By Sarah Hayes, A&E Editor

From left to right: The author’s books on display in SSB 331; Mary Swander speaks; Attendees come up for a better look of the speakers’ works; David Gardiner tells the audience a story - (Daniel Strawhun/The Current)
From left to right: The author’s books on display in SSB 331; Mary Swander speaks; Attendees come up for a better look of the speakers’ works; David Gardiner tells the audience a story – (Daniel Strawhun/The Current)

The fourteenth series of the International Studies’ semesterly programming kicked off on September 13 with “Irish American Voices: Stories and Verses,” presented by Dr. Eamonn Wall, endowed professor in Irish Studies. The event ran from 12:30 to 1:45 in room 331 of the Social Sciences & Business Building at the University of Missouri–St. Louis. Wall presented the two speakers, authors Mary Swander and David Gardiner, who are both Irish-American writers and poets.

The first speaker, David Gardiner, has written over 60 essays and articles, two books of poetry, and has also been published in the campus publication “Natural Bridge.” He is also a good friend of Wall, and gave the professor some gently humorous remarks before launching himself into his reading.

Gardiner spoke about his experiences as an Irish-American in Omaha, Nebraska. Poems such as “Chivalry of Crime” trace his family history from an ornate pocket watch to gunslinging guerrilla groups in Missouri, while “Phoebe in Fourth Position” examines his daughter in front of a Degas painting. He also spoke about how a court writer taught him that poetry can have a sense of humor and that, according to a professor of his, poetry is “language as its most intense.”

Smurfit-Stone Professor Eamonn Wall - COURTESY OF UMSL DAILY
Smurfit-Stone Professor Eamonn Wall – COURTESY OF UMSL DAILY

The second speaker, Swander, is the state poet of Iowa and a graduate of the MFA program at Iowa State University. She has published and edited volumes of prose and poetry, written one play which has been performed in multiple cities, and has written several memoirs. While Gardiner opened with admitting that his heritage is “suspect at best,” there is no doubt about Swander’s connection to Ireland and the people who crossed from there to settle in America in the early 1900’s.

Much of what Swander read from drew upon her Irish family history, from her family members being harassed by the KKK in Iowa to Swander finding her family cemetery on Omey Island, a small island off the coast of Connemara, Ireland (which in itself should give Martin McDonagh fans a short pause). Through a series of excerpts, she makes the particular island culture of Omey and the people who live around it come alive and feel more approachable for the majority American audience in attendance.

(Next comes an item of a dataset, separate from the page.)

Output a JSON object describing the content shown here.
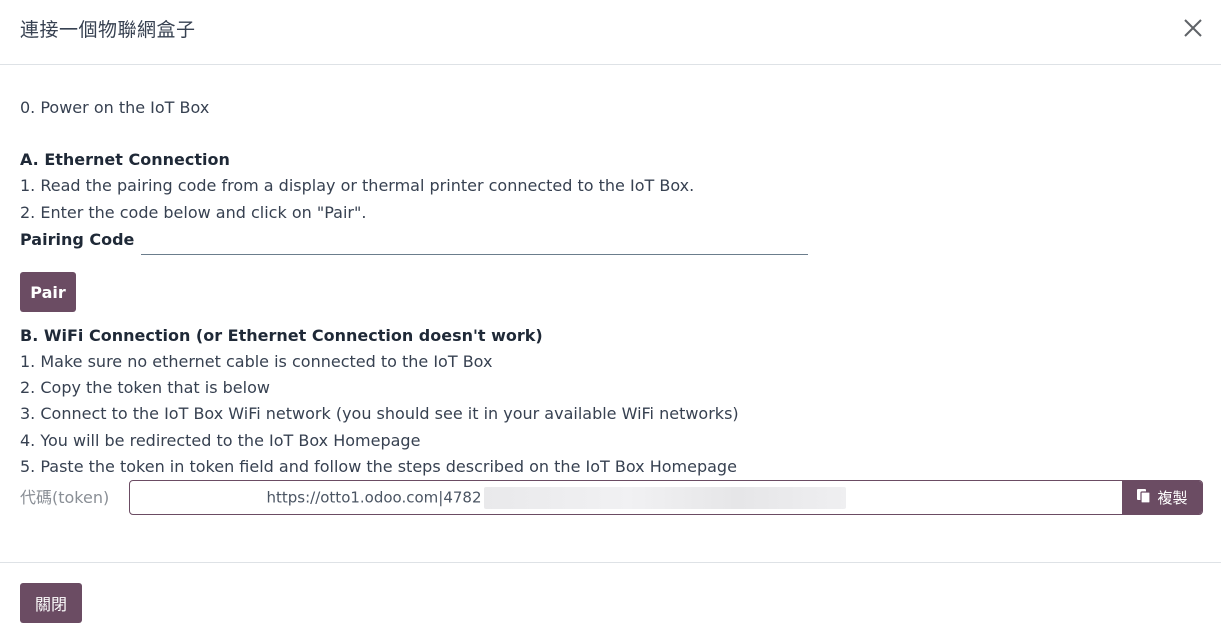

After the reading, Gardiner and Swander took questions from the audience. Most of them were about the craft of writing itself. One attendant asked how long after an event did they start writing about it. Swander answered and said it depended: it could be right away, but often she needed the perspective of distance to write about an event properly.

Gardiner spoke about constantly journaling and going back to see what he wrote during a particular incident and whether or not there would be anything in that writing that could inspire something bigger. Sometimes a random line could be the key to a larger idea. “It has meaning,” he said, referring to these random fragments of inspiration, “but you may not know what that meaning is.”

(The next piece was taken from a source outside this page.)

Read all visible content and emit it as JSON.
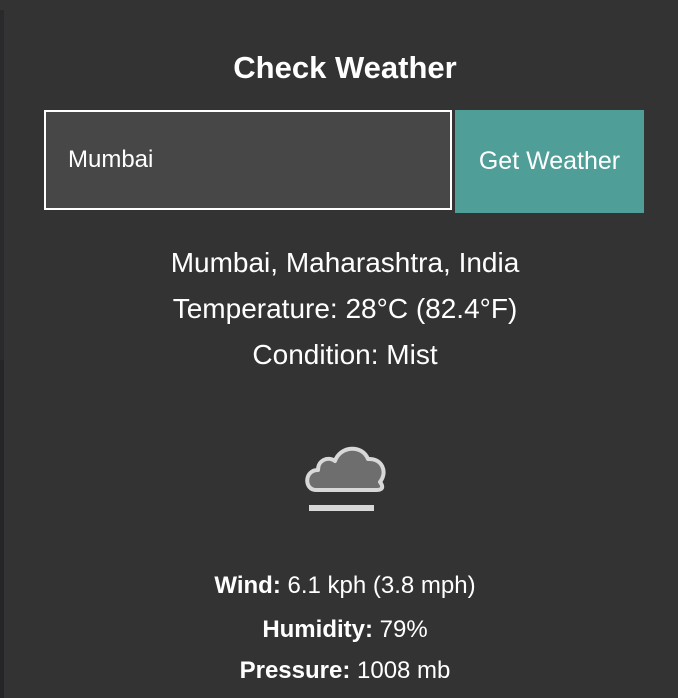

The next Irish Studies event is on September 30 at the Webster Groves Public Library. It will be a showcase of Irish-American writers and artists. On campus, the next Irish Studies event will be on October 6 at 12:30 p.m. in SSB 331. Joseph Lennon of Villanova University will be giving a presentation on hunger strikes in Ireland.